### [EXERCISE DETAILS]
Tell how many lines in the data contain the string "java", using a single number as the whole reply.

App and web page records:
-----

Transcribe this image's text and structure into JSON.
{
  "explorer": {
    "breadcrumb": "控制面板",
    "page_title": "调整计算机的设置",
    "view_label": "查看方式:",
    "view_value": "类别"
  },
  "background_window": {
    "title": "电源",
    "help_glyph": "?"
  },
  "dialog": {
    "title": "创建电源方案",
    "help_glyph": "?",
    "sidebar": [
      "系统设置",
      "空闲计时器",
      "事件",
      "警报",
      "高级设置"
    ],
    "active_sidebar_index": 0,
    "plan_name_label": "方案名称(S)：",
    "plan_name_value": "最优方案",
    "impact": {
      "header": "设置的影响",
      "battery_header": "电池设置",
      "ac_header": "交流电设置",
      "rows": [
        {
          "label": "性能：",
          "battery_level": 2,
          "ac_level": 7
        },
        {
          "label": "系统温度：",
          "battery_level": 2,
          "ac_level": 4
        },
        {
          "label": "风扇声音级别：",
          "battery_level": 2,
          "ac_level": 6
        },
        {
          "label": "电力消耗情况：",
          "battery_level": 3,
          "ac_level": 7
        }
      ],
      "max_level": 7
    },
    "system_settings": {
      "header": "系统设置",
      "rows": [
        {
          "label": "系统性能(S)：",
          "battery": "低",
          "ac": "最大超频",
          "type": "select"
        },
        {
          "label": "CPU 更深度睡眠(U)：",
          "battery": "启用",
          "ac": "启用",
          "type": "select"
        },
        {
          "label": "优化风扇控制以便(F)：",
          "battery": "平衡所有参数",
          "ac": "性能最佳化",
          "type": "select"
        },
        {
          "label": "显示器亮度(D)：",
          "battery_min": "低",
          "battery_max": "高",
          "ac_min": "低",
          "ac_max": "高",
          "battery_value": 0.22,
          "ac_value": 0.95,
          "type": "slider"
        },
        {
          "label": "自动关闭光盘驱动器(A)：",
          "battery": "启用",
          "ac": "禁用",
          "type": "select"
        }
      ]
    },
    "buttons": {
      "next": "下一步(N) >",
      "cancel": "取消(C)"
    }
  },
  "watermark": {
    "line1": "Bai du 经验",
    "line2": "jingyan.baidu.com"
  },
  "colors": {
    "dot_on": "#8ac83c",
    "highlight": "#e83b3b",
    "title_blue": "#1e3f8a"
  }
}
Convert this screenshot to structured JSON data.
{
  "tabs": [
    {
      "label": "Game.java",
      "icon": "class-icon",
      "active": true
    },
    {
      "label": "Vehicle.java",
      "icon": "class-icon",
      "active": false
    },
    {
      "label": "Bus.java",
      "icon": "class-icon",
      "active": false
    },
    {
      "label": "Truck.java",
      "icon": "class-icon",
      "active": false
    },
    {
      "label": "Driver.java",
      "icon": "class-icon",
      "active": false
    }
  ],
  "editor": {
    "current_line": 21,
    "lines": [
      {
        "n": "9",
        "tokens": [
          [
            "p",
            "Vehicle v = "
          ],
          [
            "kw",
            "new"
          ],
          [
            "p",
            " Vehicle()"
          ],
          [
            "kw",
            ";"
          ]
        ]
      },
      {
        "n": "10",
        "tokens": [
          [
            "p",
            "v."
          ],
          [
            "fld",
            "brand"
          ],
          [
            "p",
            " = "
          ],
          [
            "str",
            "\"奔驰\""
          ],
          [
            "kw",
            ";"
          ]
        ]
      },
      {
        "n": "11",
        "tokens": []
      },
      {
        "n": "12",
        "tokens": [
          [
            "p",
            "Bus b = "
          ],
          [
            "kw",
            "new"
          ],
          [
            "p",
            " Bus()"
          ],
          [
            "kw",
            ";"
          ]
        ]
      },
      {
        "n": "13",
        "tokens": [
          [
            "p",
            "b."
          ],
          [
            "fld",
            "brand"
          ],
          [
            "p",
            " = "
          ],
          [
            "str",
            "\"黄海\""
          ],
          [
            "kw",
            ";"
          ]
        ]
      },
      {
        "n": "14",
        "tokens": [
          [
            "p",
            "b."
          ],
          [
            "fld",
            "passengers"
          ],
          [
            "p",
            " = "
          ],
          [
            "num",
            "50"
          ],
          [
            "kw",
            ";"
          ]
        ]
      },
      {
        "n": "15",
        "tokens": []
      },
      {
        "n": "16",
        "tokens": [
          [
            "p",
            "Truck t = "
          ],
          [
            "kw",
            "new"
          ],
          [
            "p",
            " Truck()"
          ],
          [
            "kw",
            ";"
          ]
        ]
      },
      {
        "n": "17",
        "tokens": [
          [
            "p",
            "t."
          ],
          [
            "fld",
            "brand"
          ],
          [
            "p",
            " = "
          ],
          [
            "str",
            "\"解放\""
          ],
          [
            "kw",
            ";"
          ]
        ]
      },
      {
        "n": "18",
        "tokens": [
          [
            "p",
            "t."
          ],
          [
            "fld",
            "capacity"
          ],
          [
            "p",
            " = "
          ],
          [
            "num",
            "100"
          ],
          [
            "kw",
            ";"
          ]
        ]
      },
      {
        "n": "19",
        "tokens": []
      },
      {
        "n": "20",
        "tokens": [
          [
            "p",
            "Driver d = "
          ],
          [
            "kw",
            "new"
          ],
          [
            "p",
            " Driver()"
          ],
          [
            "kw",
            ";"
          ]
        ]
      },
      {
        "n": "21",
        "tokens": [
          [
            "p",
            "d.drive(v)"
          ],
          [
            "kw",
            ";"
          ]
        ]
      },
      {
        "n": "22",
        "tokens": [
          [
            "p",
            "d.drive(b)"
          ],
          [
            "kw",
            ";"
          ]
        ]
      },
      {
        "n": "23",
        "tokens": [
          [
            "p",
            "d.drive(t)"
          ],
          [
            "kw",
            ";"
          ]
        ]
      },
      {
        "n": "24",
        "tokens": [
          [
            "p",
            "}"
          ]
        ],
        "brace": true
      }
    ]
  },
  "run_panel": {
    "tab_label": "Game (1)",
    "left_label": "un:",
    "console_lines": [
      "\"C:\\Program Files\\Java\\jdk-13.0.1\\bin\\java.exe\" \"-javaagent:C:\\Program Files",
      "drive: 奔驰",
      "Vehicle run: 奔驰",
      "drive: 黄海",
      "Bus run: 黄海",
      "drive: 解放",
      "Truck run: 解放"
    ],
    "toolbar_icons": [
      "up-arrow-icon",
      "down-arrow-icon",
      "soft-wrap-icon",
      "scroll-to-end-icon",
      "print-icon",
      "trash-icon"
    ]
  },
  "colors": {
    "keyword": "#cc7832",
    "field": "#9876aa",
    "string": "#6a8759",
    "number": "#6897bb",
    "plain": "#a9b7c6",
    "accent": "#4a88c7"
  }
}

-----

### [REPLY TO THE EXERCISE]
6